── EXCERPTED DATA

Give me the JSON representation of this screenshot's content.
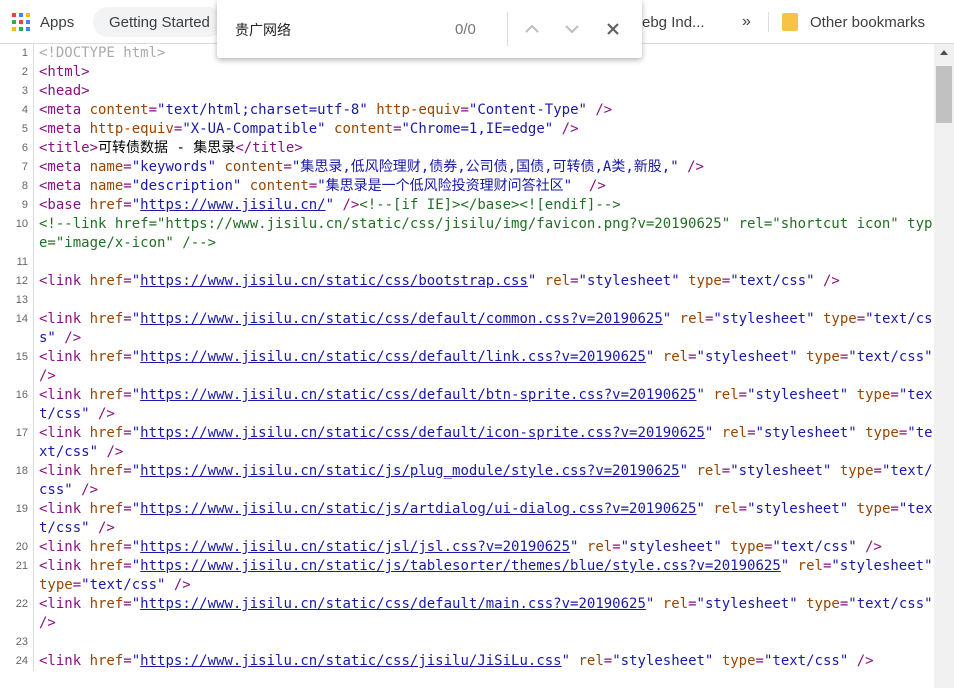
{
  "bookmarks": {
    "apps_label": "Apps",
    "items": [
      {
        "label": "Getting Started",
        "icon": "globe-icon"
      },
      {
        "label": "ebg Ind...",
        "icon": "page-icon"
      }
    ],
    "overflow_label": "»",
    "other_label": "Other bookmarks"
  },
  "find": {
    "query": "贵广网络",
    "count": "0/0"
  },
  "source": {
    "lines": [
      {
        "n": "1",
        "html": "<span class='c-doct'>&lt;!DOCTYPE html&gt;</span>"
      },
      {
        "n": "2",
        "html": "<span class='c-tag'>&lt;html&gt;</span>"
      },
      {
        "n": "3",
        "html": "<span class='c-tag'>&lt;head&gt;</span>"
      },
      {
        "n": "4",
        "html": "<span class='c-tag'>&lt;meta </span><span class='c-attr'>content</span><span class='c-tag'>=</span><span class='c-val'>\"text/html;charset=utf-8\"</span> <span class='c-attr'>http-equiv</span><span class='c-tag'>=</span><span class='c-val'>\"Content-Type\"</span><span class='c-tag'> /&gt;</span>"
      },
      {
        "n": "5",
        "html": "<span class='c-tag'>&lt;meta </span><span class='c-attr'>http-equiv</span><span class='c-tag'>=</span><span class='c-val'>\"X-UA-Compatible\"</span> <span class='c-attr'>content</span><span class='c-tag'>=</span><span class='c-val'>\"Chrome=1,IE=edge\"</span><span class='c-tag'> /&gt;</span>"
      },
      {
        "n": "6",
        "html": "<span class='c-tag'>&lt;title&gt;</span>可转债数据 - 集思录<span class='c-tag'>&lt;/title&gt;</span>"
      },
      {
        "n": "7",
        "html": "<span class='c-tag'>&lt;meta </span><span class='c-attr'>name</span><span class='c-tag'>=</span><span class='c-val'>\"keywords\"</span> <span class='c-attr'>content</span><span class='c-tag'>=</span><span class='c-val'>\"集思录,低风险理财,债券,公司债,国债,可转债,A类,新股,\"</span><span class='c-tag'> /&gt;</span>"
      },
      {
        "n": "8",
        "html": "<span class='c-tag'>&lt;meta </span><span class='c-attr'>name</span><span class='c-tag'>=</span><span class='c-val'>\"description\"</span> <span class='c-attr'>content</span><span class='c-tag'>=</span><span class='c-val'>\"集思录是一个低风险投资理财问答社区\"</span><span class='c-tag'>  /&gt;</span>"
      },
      {
        "n": "9",
        "html": "<span class='c-tag'>&lt;base </span><span class='c-attr'>href</span><span class='c-tag'>=</span><span class='c-val'>\"</span><span class='c-link'>https://www.jisilu.cn/</span><span class='c-val'>\"</span><span class='c-tag'> /&gt;</span><span class='c-com'>&lt;!--[if IE]&gt;&lt;/base&gt;&lt;![endif]--&gt;</span>"
      },
      {
        "n": "10",
        "html": "<span class='c-com'>&lt;!--link href=\"https://www.jisilu.cn/static/css/jisilu/img/favicon.png?v=20190625\" rel=\"shortcut icon\" type=\"image/x-icon\" /--&gt;</span>"
      },
      {
        "n": "11",
        "html": ""
      },
      {
        "n": "12",
        "html": "<span class='c-tag'>&lt;link </span><span class='c-attr'>href</span><span class='c-tag'>=</span><span class='c-val'>\"</span><span class='c-link'>https://www.jisilu.cn/static/css/bootstrap.css</span><span class='c-val'>\"</span> <span class='c-attr'>rel</span><span class='c-tag'>=</span><span class='c-val'>\"stylesheet\"</span> <span class='c-attr'>type</span><span class='c-tag'>=</span><span class='c-val'>\"text/css\"</span><span class='c-tag'> /&gt;</span>"
      },
      {
        "n": "13",
        "html": ""
      },
      {
        "n": "14",
        "html": "<span class='c-tag'>&lt;link </span><span class='c-attr'>href</span><span class='c-tag'>=</span><span class='c-val'>\"</span><span class='c-link'>https://www.jisilu.cn/static/css/default/common.css?v=20190625</span><span class='c-val'>\"</span> <span class='c-attr'>rel</span><span class='c-tag'>=</span><span class='c-val'>\"stylesheet\"</span> <span class='c-attr'>type</span><span class='c-tag'>=</span><span class='c-val'>\"text/css\"</span><span class='c-tag'> /&gt;</span>"
      },
      {
        "n": "15",
        "html": "<span class='c-tag'>&lt;link </span><span class='c-attr'>href</span><span class='c-tag'>=</span><span class='c-val'>\"</span><span class='c-link'>https://www.jisilu.cn/static/css/default/link.css?v=20190625</span><span class='c-val'>\"</span> <span class='c-attr'>rel</span><span class='c-tag'>=</span><span class='c-val'>\"stylesheet\"</span> <span class='c-attr'>type</span><span class='c-tag'>=</span><span class='c-val'>\"text/css\"</span><span class='c-tag'> /&gt;</span>"
      },
      {
        "n": "16",
        "html": "<span class='c-tag'>&lt;link </span><span class='c-attr'>href</span><span class='c-tag'>=</span><span class='c-val'>\"</span><span class='c-link'>https://www.jisilu.cn/static/css/default/btn-sprite.css?v=20190625</span><span class='c-val'>\"</span> <span class='c-attr'>rel</span><span class='c-tag'>=</span><span class='c-val'>\"stylesheet\"</span> <span class='c-attr'>type</span><span class='c-tag'>=</span><span class='c-val'>\"text/css\"</span><span class='c-tag'> /&gt;</span>"
      },
      {
        "n": "17",
        "html": "<span class='c-tag'>&lt;link </span><span class='c-attr'>href</span><span class='c-tag'>=</span><span class='c-val'>\"</span><span class='c-link'>https://www.jisilu.cn/static/css/default/icon-sprite.css?v=20190625</span><span class='c-val'>\"</span> <span class='c-attr'>rel</span><span class='c-tag'>=</span><span class='c-val'>\"stylesheet\"</span> <span class='c-attr'>type</span><span class='c-tag'>=</span><span class='c-val'>\"text/css\"</span><span class='c-tag'> /&gt;</span>"
      },
      {
        "n": "18",
        "html": "<span class='c-tag'>&lt;link </span><span class='c-attr'>href</span><span class='c-tag'>=</span><span class='c-val'>\"</span><span class='c-link'>https://www.jisilu.cn/static/js/plug_module/style.css?v=20190625</span><span class='c-val'>\"</span> <span class='c-attr'>rel</span><span class='c-tag'>=</span><span class='c-val'>\"stylesheet\"</span> <span class='c-attr'>type</span><span class='c-tag'>=</span><span class='c-val'>\"text/css\"</span><span class='c-tag'> /&gt;</span>"
      },
      {
        "n": "19",
        "html": "<span class='c-tag'>&lt;link </span><span class='c-attr'>href</span><span class='c-tag'>=</span><span class='c-val'>\"</span><span class='c-link'>https://www.jisilu.cn/static/js/artdialog/ui-dialog.css?v=20190625</span><span class='c-val'>\"</span> <span class='c-attr'>rel</span><span class='c-tag'>=</span><span class='c-val'>\"stylesheet\"</span> <span class='c-attr'>type</span><span class='c-tag'>=</span><span class='c-val'>\"text/css\"</span><span class='c-tag'> /&gt;</span>"
      },
      {
        "n": "20",
        "html": "<span class='c-tag'>&lt;link </span><span class='c-attr'>href</span><span class='c-tag'>=</span><span class='c-val'>\"</span><span class='c-link'>https://www.jisilu.cn/static/jsl/jsl.css?v=20190625</span><span class='c-val'>\"</span> <span class='c-attr'>rel</span><span class='c-tag'>=</span><span class='c-val'>\"stylesheet\"</span> <span class='c-attr'>type</span><span class='c-tag'>=</span><span class='c-val'>\"text/css\"</span><span class='c-tag'> /&gt;</span>"
      },
      {
        "n": "21",
        "html": "<span class='c-tag'>&lt;link </span><span class='c-attr'>href</span><span class='c-tag'>=</span><span class='c-val'>\"</span><span class='c-link'>https://www.jisilu.cn/static/js/tablesorter/themes/blue/style.css?v=20190625</span><span class='c-val'>\"</span> <span class='c-attr'>rel</span><span class='c-tag'>=</span><span class='c-val'>\"stylesheet\"</span> <span class='c-attr'>type</span><span class='c-tag'>=</span><span class='c-val'>\"text/css\"</span><span class='c-tag'> /&gt;</span>"
      },
      {
        "n": "22",
        "html": "<span class='c-tag'>&lt;link </span><span class='c-attr'>href</span><span class='c-tag'>=</span><span class='c-val'>\"</span><span class='c-link'>https://www.jisilu.cn/static/css/default/main.css?v=20190625</span><span class='c-val'>\"</span> <span class='c-attr'>rel</span><span class='c-tag'>=</span><span class='c-val'>\"stylesheet\"</span> <span class='c-attr'>type</span><span class='c-tag'>=</span><span class='c-val'>\"text/css\"</span><span class='c-tag'> /&gt;</span>"
      },
      {
        "n": "23",
        "html": ""
      },
      {
        "n": "24",
        "html": "<span class='c-tag'>&lt;link </span><span class='c-attr'>href</span><span class='c-tag'>=</span><span class='c-val'>\"</span><span class='c-link'>https://www.jisilu.cn/static/css/jisilu/JiSiLu.css</span><span class='c-val'>\"</span> <span class='c-attr'>rel</span><span class='c-tag'>=</span><span class='c-val'>\"stylesheet\"</span> <span class='c-attr'>type</span><span class='c-tag'>=</span><span class='c-val'>\"text/css\"</span><span class='c-tag'> /&gt;</span>"
      }
    ]
  },
  "colors": {
    "tag": "#881280",
    "attribute": "#994500",
    "value": "#1a1aa6",
    "comment": "#236e25",
    "doctype": "#aaaaaa",
    "folder": "#f6c344"
  }
}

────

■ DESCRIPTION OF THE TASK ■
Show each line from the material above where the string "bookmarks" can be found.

■ WORKED SOLUTION ■
  "bookmarks": {
    "other_label": "Other bookmarks"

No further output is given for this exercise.